- **WORK TO COMPLETE**: If a line below contains "Solicitações", count it. Report the final total and nothing more.

- **DATA UNDER STUDY**:
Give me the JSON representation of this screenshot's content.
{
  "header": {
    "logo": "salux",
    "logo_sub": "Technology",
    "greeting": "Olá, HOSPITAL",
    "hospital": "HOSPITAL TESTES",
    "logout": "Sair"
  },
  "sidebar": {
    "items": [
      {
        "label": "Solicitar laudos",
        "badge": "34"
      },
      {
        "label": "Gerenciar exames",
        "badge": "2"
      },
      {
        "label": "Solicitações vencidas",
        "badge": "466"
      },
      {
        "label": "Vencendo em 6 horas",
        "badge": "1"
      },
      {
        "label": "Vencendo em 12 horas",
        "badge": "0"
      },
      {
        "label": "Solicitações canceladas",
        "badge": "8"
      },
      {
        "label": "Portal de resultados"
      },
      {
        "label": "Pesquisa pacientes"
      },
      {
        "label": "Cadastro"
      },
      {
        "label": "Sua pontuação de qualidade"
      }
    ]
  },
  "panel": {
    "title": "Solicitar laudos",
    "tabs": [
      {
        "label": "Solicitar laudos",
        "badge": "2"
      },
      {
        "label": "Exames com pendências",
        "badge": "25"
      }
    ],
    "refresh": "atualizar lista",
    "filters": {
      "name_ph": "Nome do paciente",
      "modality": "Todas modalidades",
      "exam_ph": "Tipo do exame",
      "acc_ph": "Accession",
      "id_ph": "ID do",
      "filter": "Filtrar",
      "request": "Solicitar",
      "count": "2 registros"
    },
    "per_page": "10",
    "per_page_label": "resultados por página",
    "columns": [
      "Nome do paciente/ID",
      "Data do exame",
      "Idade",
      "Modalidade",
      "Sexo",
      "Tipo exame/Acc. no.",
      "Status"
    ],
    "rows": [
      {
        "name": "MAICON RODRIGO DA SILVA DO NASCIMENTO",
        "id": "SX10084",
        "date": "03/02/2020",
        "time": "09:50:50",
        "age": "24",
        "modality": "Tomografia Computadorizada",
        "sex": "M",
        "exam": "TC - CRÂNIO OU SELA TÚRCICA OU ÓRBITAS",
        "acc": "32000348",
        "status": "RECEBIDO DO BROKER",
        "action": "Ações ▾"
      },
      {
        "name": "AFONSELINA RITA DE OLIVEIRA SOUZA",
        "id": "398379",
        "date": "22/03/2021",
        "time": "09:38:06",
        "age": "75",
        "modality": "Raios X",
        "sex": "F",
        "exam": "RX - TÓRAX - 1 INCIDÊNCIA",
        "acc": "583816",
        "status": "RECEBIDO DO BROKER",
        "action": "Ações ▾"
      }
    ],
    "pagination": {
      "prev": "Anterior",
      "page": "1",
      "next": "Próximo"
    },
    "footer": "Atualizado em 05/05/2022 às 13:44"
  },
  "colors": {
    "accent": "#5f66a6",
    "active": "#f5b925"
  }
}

- **WRITTEN REPLY**: 2